Leather shrinks due to several different factors. Hot water is one of the quickest ways to shrink leather, but it will not work as well without the addition of rubbing alcohol. Rubbing alcohol strips the leather of any protective barriers and allows the water to soak deep into the pores of the leather.
Using a water and alcohol mix is a much more effective way to shrink leather than simply using water alone. You can repeat the shrinking process as many times as you like, but the leather will not get much smaller after the initial shrinking.
- Leather shrinks due to several different factors.
- You can repeat the shrinking process as many times as you like, but the leather will not get much smaller after the initial shrinking.
Mix one part hot water with one part alcohol. Fill a bucket about half way with this solution.
Place the leather inside the bucket. Sink the leather into the water. Allow the alcohol to soak in the water for about 10 minutes.
Remove the leather from the water. Rinse the leather with cool water.
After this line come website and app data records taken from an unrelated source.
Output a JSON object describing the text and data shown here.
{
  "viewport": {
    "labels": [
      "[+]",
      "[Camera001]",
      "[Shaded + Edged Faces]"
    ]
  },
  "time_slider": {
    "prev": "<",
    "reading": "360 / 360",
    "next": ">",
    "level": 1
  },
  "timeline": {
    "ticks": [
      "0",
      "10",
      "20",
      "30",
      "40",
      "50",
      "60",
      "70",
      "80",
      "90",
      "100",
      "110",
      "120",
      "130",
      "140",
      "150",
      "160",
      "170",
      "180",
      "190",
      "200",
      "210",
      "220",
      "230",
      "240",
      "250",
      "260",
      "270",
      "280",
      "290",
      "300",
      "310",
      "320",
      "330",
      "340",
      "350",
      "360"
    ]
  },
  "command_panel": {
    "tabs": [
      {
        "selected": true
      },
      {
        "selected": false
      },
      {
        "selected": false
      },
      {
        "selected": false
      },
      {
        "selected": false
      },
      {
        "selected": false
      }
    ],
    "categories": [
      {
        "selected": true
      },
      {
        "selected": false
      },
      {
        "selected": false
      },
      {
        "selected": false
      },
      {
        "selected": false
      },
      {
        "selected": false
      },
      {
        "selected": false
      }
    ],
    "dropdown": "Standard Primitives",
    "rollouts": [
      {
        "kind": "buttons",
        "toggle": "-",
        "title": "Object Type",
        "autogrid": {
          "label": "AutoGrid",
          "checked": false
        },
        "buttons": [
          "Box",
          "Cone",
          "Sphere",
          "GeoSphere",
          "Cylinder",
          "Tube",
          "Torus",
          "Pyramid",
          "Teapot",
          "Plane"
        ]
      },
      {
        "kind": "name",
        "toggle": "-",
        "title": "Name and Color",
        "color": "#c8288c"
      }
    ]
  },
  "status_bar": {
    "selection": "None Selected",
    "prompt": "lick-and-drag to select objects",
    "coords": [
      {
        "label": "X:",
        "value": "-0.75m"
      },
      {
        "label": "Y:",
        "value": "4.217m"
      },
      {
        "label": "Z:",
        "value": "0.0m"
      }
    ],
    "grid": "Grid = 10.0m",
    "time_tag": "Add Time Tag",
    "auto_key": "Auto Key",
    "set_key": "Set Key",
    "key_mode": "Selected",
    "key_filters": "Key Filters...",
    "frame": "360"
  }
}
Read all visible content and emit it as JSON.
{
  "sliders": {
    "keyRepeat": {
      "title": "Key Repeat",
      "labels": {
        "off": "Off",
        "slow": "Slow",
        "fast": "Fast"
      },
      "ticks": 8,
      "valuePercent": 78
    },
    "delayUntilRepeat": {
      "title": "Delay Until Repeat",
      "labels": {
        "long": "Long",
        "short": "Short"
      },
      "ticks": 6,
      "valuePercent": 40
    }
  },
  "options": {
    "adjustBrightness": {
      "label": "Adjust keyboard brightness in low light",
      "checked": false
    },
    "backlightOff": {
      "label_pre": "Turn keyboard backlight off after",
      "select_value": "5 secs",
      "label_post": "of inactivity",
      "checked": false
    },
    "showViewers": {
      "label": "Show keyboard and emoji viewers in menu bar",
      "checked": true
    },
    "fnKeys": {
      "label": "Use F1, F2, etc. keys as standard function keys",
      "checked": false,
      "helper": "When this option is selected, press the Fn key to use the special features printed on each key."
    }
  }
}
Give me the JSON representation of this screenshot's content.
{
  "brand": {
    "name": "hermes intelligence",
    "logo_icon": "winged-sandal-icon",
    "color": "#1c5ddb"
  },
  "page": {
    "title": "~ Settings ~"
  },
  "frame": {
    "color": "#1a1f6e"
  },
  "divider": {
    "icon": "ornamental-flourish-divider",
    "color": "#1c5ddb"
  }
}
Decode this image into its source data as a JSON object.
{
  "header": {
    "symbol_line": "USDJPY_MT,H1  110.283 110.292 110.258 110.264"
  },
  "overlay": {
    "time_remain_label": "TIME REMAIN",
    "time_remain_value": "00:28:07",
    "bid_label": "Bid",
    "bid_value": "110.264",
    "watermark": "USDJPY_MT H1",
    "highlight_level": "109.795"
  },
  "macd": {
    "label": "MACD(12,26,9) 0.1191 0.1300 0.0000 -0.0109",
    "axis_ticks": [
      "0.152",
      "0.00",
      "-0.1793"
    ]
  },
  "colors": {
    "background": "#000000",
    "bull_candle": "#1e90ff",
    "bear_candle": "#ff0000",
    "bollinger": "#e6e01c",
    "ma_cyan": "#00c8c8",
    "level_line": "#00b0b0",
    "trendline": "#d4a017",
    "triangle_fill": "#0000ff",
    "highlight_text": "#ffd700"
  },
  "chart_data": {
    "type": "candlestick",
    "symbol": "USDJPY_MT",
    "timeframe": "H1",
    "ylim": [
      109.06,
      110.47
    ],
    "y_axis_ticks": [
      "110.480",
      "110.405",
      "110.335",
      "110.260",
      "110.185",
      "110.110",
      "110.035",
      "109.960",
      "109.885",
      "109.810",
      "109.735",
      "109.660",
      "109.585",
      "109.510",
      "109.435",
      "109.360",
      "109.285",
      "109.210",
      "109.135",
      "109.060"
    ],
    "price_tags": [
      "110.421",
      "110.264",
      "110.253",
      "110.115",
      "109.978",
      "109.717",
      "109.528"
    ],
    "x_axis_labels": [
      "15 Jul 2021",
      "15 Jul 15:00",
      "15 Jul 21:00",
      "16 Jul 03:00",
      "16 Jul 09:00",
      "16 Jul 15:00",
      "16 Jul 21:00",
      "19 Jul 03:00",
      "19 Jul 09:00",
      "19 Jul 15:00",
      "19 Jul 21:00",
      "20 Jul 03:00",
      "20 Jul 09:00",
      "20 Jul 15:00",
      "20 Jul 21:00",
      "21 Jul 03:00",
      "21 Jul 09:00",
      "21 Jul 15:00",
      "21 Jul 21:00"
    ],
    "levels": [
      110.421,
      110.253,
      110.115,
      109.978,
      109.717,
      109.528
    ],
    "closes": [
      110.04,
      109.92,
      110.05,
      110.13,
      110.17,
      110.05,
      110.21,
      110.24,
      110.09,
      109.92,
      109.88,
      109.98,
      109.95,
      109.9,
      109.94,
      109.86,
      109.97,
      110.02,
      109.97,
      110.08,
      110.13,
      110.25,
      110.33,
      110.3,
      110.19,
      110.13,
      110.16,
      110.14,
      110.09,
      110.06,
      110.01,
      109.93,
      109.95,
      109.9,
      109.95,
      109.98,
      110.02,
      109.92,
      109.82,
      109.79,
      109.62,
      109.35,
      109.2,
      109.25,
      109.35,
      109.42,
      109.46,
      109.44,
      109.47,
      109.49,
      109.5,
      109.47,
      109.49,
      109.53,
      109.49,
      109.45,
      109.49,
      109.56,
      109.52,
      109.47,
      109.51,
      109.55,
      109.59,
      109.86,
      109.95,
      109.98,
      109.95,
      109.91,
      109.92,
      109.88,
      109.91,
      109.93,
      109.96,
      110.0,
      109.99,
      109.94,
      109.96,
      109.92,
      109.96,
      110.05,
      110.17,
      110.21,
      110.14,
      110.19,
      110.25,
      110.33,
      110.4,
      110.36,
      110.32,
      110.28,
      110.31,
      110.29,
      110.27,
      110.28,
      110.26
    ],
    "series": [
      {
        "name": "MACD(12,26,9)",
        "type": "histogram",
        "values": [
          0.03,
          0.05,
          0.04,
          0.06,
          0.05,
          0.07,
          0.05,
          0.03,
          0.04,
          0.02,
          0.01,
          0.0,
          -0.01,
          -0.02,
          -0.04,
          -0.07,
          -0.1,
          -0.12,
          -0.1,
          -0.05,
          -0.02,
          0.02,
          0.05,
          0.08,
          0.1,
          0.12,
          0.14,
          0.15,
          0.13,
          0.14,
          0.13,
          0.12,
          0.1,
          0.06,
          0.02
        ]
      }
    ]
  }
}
Gently wring out excess water.
Place the leather in a dry place away from direct sunlight to dry. Allow the leather to dry for at least 24 hours before using it.
- Place the leather inside the bucket.
- Allow the leather to dry for at least 24 hours before using it.
Condition the leather with a leather conditioner and soft cloth before using. This will soften the leather and restore the protection that the alcohol and water stripped. Use circular motions to rub the conditioner into the leather. Allow the leather to sit for 24 hours, then give it one final coating of conditioner.
- Mad Max Costumes: Distressing Leather
- "Conservation of Leather and Related Materials;" Marion Kite and Roy Thomson; 2005
Brenda Priddy has more than 10 years of crafting and design experience, as well as more than six years of professional writing experience. Her work appears in online publications such as Donna Rae at Home, Five Minutes for Going Green and Daily Mayo. Priddy also writes for Archstone Business Solutions and holds an Associate of Arts in English from McLennan Community College.